CryptoSeal Privacy Consumer VPN service terminated with immediate effect
With immediate effect as of this notice, CryptoSeal Privacy, our consumer VPN service, is terminated. All cryptographic keys used in the operation of the service have been zerofilled, and while no logs were produced (by design) during operation of the service, all records created incidental to the operation of the service have been deleted to the best of our ability.
While details remain unclear, and possibly will never be made clear on purpose, they explain the closure on the nexus between what the United States law demands and what they promise their customers.
Essentially, the service was created and operated under a certain understanding of current US law, and that understanding may not currently be valid. As we are a US company and comply fully with US law, but wish to protect the privacy of our users, it is impossible for us to continue offering the CryptoSeal Privacy consumer VPN product.
And they point directly to Lavabit. That didn’t take long. The dots are growing, the dominoes falling, and all the rhetorical bravado in the world didn’t save CryptoSeal. Some may argue that they’re just a bunch of cowards, not tough enough to outgun the United States government. Some may argue that they lacked the technological savvy to make it impossible for the government to beat them at their game (and let’s not go down that path again, please. It leads nowhere).
The arguments of creating privacy systems that are impenetrable by the government have obvious appeal. From the CryptoSeal statement, it appears they favor off-shoring privacy, at least for now:
To our affected users: we are sincerely sorry for any inconvenience. For any users with positive account balances at the time of this action, we will provide 1 year subscriptions to a non-US VPN service of mutual selection, as well as a refund of your service balance, and free service for 1 year if/when we relaunch a consumer privacy VPN service. Thank you for your support, and we hope this will ease the inconvenience of our service terminating.
Will that beat the system? In another post by Masnick, he writes about an identity theft ring
run out of Vietnam by a guy named Hieu Minh Ngo. Ngo was just arrested, after a grand jury indictment, and the feds luring him out of Vietnam to Guam over a supposed business deal.
Wait! How does the US get jurisdiction over some guy in Vietnam? That’s wrong! That’s against the rules! They cheating! Welcome to the ugly side of the rules, which is that the government makes them.
“But the guy was stupid enough to go to Guam…”
Next, meet our old friend, extraordinary rendition. That’s where they just snatch someone in the middle of the night and whisk them off to wherever they want. Maybe it’s the United States to stand trial. Maybe it’s a black ops prison in some desert to engage in enhanced interrogation techniques. Maybe it’s nowhere you will ever be found again.
If the government wants you badly enough, they will find a way to get you. Remember this scene:
Guess who’s the guy with the scimitar?
It’s not that all hope is lost. The government can be overreaching, but only to the extent it reflects the will of the people to tolerate it, and the state of the law that permits it. This is why the fight must be made before the law is lost to neglect and privacy dead in the age of whatever War we’re fighting today.

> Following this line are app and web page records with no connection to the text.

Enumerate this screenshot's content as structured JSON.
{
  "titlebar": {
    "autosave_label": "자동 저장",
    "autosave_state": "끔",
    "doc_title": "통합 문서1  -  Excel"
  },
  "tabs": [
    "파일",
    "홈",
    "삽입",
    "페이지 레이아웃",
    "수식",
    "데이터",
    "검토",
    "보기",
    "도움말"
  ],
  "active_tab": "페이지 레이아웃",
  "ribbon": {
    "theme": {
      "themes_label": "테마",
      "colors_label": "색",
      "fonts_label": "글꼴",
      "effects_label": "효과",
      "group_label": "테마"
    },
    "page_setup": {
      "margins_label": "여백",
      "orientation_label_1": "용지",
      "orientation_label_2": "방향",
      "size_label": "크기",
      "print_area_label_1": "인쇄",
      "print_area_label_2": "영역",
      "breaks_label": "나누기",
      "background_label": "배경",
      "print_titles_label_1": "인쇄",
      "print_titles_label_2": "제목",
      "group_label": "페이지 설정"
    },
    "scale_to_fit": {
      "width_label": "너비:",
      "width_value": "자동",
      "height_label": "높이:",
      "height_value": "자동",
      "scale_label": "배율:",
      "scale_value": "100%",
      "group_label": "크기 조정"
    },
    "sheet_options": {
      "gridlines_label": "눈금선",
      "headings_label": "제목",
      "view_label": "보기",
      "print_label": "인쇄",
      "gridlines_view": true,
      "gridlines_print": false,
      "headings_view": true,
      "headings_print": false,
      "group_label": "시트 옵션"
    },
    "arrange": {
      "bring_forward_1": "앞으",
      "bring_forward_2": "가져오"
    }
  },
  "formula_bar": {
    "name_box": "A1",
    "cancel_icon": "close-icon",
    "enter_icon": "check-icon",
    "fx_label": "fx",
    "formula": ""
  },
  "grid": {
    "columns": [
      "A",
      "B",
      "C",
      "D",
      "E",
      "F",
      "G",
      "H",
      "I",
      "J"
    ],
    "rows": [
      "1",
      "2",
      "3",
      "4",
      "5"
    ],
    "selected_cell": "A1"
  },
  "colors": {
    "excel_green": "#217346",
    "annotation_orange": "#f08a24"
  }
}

There are two points that need desperately to be made, and CryptoSeal does its part to make the points by closing down rather than operating a lie. First, that there will be no privacy left once we’ve either given it away or allowed the government to take it from us. Second, that it’s not just the dreaded terrorists that are affected, but everyone.
The vehement arguments by hackers don’t resonate with moms in Peoria. Not only don’t they care about you, but they are threatened by the crazy stuff they hear about Anonymous and Wikileaks. Whether it’s true or wholesale fiction isn’t important. They believe it to be true, and they don’t find hacker culture particularly alluring or persuasive.
You may not care much about how they feel, but there are a lot of them and relatively few of you. They go to League of Women Voters meetings and you go to comicon. Their influence dwarfs yours. Hard as it may be to imagine, you aren’t the center of the universe.
There are parallels here between what happened to asset forfeiture law in its earliest days, when it was only applied to crack dealers and, well, nobody gave a damn. So the law that developed was a nightmare, and is now being applied to non-drug dealers. Suddenly, everyone is up in arms and wants to know how it happened, how it’s possible that such horrible law can be precedent.
It’s happening again with privacy. Connect the dots. Would you rather stay up all night writing about somebody is wrong on the internet, or would you rather try to stop the end of privacy before it’s too late?